▶ SUPPLIED RECORDS:

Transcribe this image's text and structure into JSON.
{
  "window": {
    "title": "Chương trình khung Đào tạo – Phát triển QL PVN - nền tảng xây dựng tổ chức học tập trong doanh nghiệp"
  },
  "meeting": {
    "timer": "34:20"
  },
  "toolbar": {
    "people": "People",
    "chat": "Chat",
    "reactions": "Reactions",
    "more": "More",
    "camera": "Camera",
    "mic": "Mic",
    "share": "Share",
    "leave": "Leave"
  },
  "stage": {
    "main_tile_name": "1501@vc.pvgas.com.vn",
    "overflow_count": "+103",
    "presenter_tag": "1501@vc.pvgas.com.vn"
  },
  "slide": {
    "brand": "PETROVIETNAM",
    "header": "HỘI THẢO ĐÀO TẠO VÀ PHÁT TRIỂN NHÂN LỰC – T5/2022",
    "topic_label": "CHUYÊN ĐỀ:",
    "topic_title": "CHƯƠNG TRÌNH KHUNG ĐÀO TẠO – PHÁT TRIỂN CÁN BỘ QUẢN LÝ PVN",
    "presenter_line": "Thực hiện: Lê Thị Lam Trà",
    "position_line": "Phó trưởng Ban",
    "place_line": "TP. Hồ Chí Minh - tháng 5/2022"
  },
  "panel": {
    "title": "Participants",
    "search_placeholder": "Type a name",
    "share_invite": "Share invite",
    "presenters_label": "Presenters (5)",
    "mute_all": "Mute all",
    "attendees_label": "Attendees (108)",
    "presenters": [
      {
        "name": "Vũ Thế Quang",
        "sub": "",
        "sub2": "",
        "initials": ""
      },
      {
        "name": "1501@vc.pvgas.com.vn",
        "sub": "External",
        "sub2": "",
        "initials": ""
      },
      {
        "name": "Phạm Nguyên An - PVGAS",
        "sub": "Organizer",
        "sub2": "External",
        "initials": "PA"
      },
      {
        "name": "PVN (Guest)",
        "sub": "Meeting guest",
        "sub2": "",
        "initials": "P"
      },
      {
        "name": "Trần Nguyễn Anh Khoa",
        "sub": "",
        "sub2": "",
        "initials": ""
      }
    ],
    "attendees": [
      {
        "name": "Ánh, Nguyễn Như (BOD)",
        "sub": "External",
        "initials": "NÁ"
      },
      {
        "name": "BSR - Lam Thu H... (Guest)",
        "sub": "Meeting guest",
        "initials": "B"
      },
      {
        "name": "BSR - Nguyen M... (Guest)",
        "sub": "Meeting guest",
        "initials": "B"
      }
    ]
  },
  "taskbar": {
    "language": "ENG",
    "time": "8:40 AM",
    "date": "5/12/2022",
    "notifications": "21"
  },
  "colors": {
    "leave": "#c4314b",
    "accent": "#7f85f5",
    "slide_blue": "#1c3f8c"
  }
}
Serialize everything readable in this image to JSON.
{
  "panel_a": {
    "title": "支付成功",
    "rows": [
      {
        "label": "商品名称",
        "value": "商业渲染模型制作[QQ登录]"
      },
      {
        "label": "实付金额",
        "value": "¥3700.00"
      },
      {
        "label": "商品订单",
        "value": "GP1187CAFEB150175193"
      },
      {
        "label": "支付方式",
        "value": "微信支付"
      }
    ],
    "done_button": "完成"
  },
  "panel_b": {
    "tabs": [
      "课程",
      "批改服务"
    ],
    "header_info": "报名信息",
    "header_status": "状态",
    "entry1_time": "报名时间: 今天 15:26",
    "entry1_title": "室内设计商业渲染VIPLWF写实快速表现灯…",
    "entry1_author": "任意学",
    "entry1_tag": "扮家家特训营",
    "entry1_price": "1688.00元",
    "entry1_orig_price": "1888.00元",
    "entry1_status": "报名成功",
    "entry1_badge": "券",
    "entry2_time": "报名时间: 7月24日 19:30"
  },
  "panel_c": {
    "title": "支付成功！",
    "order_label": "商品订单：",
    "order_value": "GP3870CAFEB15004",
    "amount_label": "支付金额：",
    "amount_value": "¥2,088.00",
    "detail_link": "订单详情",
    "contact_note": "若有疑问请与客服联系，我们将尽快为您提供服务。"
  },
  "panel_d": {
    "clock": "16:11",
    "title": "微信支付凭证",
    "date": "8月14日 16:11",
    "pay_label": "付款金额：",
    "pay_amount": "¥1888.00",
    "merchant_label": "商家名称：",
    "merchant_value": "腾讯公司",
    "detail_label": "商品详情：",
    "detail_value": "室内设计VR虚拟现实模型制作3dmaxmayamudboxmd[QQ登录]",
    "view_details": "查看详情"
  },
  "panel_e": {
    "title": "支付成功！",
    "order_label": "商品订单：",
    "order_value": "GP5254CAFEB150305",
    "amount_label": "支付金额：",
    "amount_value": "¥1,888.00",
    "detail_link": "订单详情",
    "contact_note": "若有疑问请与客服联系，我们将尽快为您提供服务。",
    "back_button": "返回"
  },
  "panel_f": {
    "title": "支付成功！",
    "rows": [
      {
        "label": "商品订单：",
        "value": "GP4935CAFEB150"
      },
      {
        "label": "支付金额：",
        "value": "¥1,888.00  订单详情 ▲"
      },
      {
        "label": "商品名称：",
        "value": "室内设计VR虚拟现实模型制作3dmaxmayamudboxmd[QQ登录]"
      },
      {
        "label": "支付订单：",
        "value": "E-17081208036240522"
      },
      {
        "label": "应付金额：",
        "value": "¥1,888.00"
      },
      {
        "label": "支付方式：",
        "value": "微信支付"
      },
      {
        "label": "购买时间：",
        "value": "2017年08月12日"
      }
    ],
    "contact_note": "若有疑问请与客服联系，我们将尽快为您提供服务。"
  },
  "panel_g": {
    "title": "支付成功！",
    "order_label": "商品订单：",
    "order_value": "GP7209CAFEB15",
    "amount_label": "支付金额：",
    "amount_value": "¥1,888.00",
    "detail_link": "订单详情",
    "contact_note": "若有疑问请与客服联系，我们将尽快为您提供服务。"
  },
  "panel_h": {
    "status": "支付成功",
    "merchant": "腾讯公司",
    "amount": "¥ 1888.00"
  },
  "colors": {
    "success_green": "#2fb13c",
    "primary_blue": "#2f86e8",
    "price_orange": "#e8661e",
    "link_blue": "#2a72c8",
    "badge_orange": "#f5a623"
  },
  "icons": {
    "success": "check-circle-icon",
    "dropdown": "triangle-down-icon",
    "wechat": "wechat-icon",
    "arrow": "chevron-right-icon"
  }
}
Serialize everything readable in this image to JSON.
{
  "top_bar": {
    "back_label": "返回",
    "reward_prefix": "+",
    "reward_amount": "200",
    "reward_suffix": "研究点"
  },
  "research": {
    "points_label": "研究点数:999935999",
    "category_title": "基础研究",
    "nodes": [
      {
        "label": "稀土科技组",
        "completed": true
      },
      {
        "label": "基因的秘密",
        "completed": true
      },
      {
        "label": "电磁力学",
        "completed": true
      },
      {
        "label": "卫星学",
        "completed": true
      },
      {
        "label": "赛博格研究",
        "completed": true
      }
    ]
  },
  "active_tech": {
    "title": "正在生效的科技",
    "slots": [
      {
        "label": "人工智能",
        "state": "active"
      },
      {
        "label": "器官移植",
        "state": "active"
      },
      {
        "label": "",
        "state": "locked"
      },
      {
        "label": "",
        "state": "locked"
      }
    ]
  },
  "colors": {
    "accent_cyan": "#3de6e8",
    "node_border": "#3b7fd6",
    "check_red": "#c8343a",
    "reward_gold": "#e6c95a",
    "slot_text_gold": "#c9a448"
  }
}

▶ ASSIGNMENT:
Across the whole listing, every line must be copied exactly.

▶ OUTPUT OF THE TASK:
Transcribe this image's text and structure into JSON.
{
  "window": {
    "title": "Chương trình khung Đào tạo – Phát triển QL PVN - nền tảng xây dựng tổ chức học tập trong doanh nghiệp"
  },
  "meeting": {
    "timer": "34:20"
  },
  "toolbar": {
    "people": "People",
    "chat": "Chat",
    "reactions": "Reactions",
    "more": "More",
    "camera": "Camera",
    "mic": "Mic",
    "share": "Share",
    "leave": "Leave"
  },
  "stage": {
    "main_tile_name": "1501@vc.pvgas.com.vn",
    "overflow_count": "+103",
    "presenter_tag": "1501@vc.pvgas.com.vn"
  },
  "slide": {
    "brand": "PETROVIETNAM",
    "header": "HỘI THẢO ĐÀO TẠO VÀ PHÁT TRIỂN NHÂN LỰC – T5/2022",
    "topic_label": "CHUYÊN ĐỀ:",
    "topic_title": "CHƯƠNG TRÌNH KHUNG ĐÀO TẠO – PHÁT TRIỂN CÁN BỘ QUẢN LÝ PVN",
    "presenter_line": "Thực hiện: Lê Thị Lam Trà",
    "position_line": "Phó trưởng Ban",
    "place_line": "TP. Hồ Chí Minh - tháng 5/2022"
  },
  "panel": {
    "title": "Participants",
    "search_placeholder": "Type a name",
    "share_invite": "Share invite",
    "presenters_label": "Presenters (5)",
    "mute_all": "Mute all",
    "attendees_label": "Attendees (108)",
    "presenters": [
      {
        "name": "Vũ Thế Quang",
        "sub": "",
        "sub2": "",
        "initials": ""
      },
      {
        "name": "1501@vc.pvgas.com.vn",
        "sub": "External",
        "sub2": "",
        "initials": ""
      },
      {
        "name": "Phạm Nguyên An - PVGAS",
        "sub": "Organizer",
        "sub2": "External",
        "initials": "PA"
      },
      {
        "name": "PVN (Guest)",
        "sub": "Meeting guest",
        "sub2": "",
        "initials": "P"
      },
      {
        "name": "Trần Nguyễn Anh Khoa",
        "sub": "",
        "sub2": "",
        "initials": ""
      }
    ],
    "attendees": [
      {
        "name": "Ánh, Nguyễn Như (BOD)",
        "sub": "External",
        "initials": "NÁ"
      },
      {
        "name": "BSR - Lam Thu H... (Guest)",
        "sub": "Meeting guest",
        "initials": "B"
      },
      {
        "name": "BSR - Nguyen M... (Guest)",
        "sub": "Meeting guest",
        "initials": "B"
      }
    ]
  },
  "taskbar": {
    "language": "ENG",
    "time": "8:40 AM",
    "date": "5/12/2022",
    "notifications": "21"
  },
  "colors": {
    "leave": "#c4314b",
    "accent": "#7f85f5",
    "slide_blue": "#1c3f8c"
  }
}
Serialize everything readable in this image to JSON.
{
  "panel_a": {
    "title": "支付成功",
    "rows": [
      {
        "label": "商品名称",
        "value": "商业渲染模型制作[QQ登录]"
      },
      {
        "label": "实付金额",
        "value": "¥3700.00"
      },
      {
        "label": "商品订单",
        "value": "GP1187CAFEB150175193"
      },
      {
        "label": "支付方式",
        "value": "微信支付"
      }
    ],
    "done_button": "完成"
  },
  "panel_b": {
    "tabs": [
      "课程",
      "批改服务"
    ],
    "header_info": "报名信息",
    "header_status": "状态",
    "entry1_time": "报名时间: 今天 15:26",
    "entry1_title": "室内设计商业渲染VIPLWF写实快速表现灯…",
    "entry1_author": "任意学",
    "entry1_tag": "扮家家特训营",
    "entry1_price": "1688.00元",
    "entry1_orig_price": "1888.00元",
    "entry1_status": "报名成功",
    "entry1_badge": "券",
    "entry2_time": "报名时间: 7月24日 19:30"
  },
  "panel_c": {
    "title": "支付成功！",
    "order_label": "商品订单：",
    "order_value": "GP3870CAFEB15004",
    "amount_label": "支付金额：",
    "amount_value": "¥2,088.00",
    "detail_link": "订单详情",
    "contact_note": "若有疑问请与客服联系，我们将尽快为您提供服务。"
  },
  "panel_d": {
    "clock": "16:11",
    "title": "微信支付凭证",
    "date": "8月14日 16:11",
    "pay_label": "付款金额：",
    "pay_amount": "¥1888.00",
    "merchant_label": "商家名称：",
    "merchant_value": "腾讯公司",
    "detail_label": "商品详情：",
    "detail_value": "室内设计VR虚拟现实模型制作3dmaxmayamudboxmd[QQ登录]",
    "view_details": "查看详情"
  },
  "panel_e": {
    "title": "支付成功！",
    "order_label": "商品订单：",
    "order_value": "GP5254CAFEB150305",
    "amount_label": "支付金额：",
    "amount_value": "¥1,888.00",
    "detail_link": "订单详情",
    "contact_note": "若有疑问请与客服联系，我们将尽快为您提供服务。",
    "back_button": "返回"
  },
  "panel_f": {
    "title": "支付成功！",
    "rows": [
      {
        "label": "商品订单：",
        "value": "GP4935CAFEB150"
      },
      {
        "label": "支付金额：",
        "value": "¥1,888.00  订单详情 ▲"
      },
      {
        "label": "商品名称：",
        "value": "室内设计VR虚拟现实模型制作3dmaxmayamudboxmd[QQ登录]"
      },
      {
        "label": "支付订单：",
        "value": "E-17081208036240522"
      },
      {
        "label": "应付金额：",
        "value": "¥1,888.00"
      },
      {
        "label": "支付方式：",
        "value": "微信支付"
      },
      {
        "label": "购买时间：",
        "value": "2017年08月12日"
      }
    ],
    "contact_note": "若有疑问请与客服联系，我们将尽快为您提供服务。"
  },
  "panel_g": {
    "title": "支付成功！",
    "order_label": "商品订单：",
    "order_value": "GP7209CAFEB15",
    "amount_label": "支付金额：",
    "amount_value": "¥1,888.00",
    "detail_link": "订单详情",
    "contact_note": "若有疑问请与客服联系，我们将尽快为您提供服务。"
  },
  "panel_h": {
    "status": "支付成功",
    "merchant": "腾讯公司",
    "amount": "¥ 1888.00"
  },
  "colors": {
    "success_green": "#2fb13c",
    "primary_blue": "#2f86e8",
    "price_orange": "#e8661e",
    "link_blue": "#2a72c8",
    "badge_orange": "#f5a623"
  },
  "icons": {
    "success": "check-circle-icon",
    "dropdown": "triangle-down-icon",
    "wechat": "wechat-icon",
    "arrow": "chevron-right-icon"
  }
}
Serialize everything readable in this image to JSON.
{
  "top_bar": {
    "back_label": "返回",
    "reward_prefix": "+",
    "reward_amount": "200",
    "reward_suffix": "研究点"
  },
  "research": {
    "points_label": "研究点数:999935999",
    "category_title": "基础研究",
    "nodes": [
      {
        "label": "稀土科技组",
        "completed": true
      },
      {
        "label": "基因的秘密",
        "completed": true
      },
      {
        "label": "电磁力学",
        "completed": true
      },
      {
        "label": "卫星学",
        "completed": true
      },
      {
        "label": "赛博格研究",
        "completed": true
      }
    ]
  },
  "active_tech": {
    "title": "正在生效的科技",
    "slots": [
      {
        "label": "人工智能",
        "state": "active"
      },
      {
        "label": "器官移植",
        "state": "active"
      },
      {
        "label": "",
        "state": "locked"
      },
      {
        "label": "",
        "state": "locked"
      }
    ]
  },
  "colors": {
    "accent_cyan": "#3de6e8",
    "node_border": "#3b7fd6",
    "check_red": "#c8343a",
    "reward_gold": "#e6c95a",
    "slot_text_gold": "#c9a448"
  }
}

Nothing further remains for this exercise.